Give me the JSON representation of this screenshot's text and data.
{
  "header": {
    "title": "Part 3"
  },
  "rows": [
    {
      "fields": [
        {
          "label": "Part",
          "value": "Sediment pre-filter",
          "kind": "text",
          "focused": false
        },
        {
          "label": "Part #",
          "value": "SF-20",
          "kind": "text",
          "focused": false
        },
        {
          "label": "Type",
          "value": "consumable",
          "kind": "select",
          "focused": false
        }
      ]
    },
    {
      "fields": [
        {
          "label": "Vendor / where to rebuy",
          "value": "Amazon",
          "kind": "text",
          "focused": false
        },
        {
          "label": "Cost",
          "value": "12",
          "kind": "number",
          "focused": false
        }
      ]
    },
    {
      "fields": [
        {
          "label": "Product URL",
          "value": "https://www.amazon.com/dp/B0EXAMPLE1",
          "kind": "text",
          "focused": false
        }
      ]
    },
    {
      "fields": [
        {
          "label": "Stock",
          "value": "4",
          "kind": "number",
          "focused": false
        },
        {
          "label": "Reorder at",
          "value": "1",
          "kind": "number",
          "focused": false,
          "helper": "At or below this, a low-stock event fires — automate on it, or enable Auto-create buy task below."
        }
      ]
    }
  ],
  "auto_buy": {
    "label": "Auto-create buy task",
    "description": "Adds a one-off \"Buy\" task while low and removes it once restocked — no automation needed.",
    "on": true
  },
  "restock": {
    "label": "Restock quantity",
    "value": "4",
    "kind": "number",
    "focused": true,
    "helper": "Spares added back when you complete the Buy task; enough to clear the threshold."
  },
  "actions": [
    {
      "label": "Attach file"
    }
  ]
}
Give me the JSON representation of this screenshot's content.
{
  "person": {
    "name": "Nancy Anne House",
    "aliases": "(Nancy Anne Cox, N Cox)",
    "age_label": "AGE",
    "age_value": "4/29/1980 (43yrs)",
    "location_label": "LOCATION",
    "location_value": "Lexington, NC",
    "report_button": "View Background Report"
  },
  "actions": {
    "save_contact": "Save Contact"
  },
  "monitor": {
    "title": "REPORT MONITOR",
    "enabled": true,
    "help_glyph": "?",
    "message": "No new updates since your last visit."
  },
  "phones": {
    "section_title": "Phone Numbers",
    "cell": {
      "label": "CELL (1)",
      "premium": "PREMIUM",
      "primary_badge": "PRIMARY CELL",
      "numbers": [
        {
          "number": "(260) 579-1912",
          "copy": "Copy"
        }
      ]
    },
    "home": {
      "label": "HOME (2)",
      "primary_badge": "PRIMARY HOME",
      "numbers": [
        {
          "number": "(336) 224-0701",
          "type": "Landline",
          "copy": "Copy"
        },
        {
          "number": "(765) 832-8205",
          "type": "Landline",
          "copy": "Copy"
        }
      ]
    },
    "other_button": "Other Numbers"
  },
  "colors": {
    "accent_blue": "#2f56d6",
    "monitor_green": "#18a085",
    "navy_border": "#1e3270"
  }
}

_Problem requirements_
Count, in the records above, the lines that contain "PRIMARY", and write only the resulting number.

_Response_
2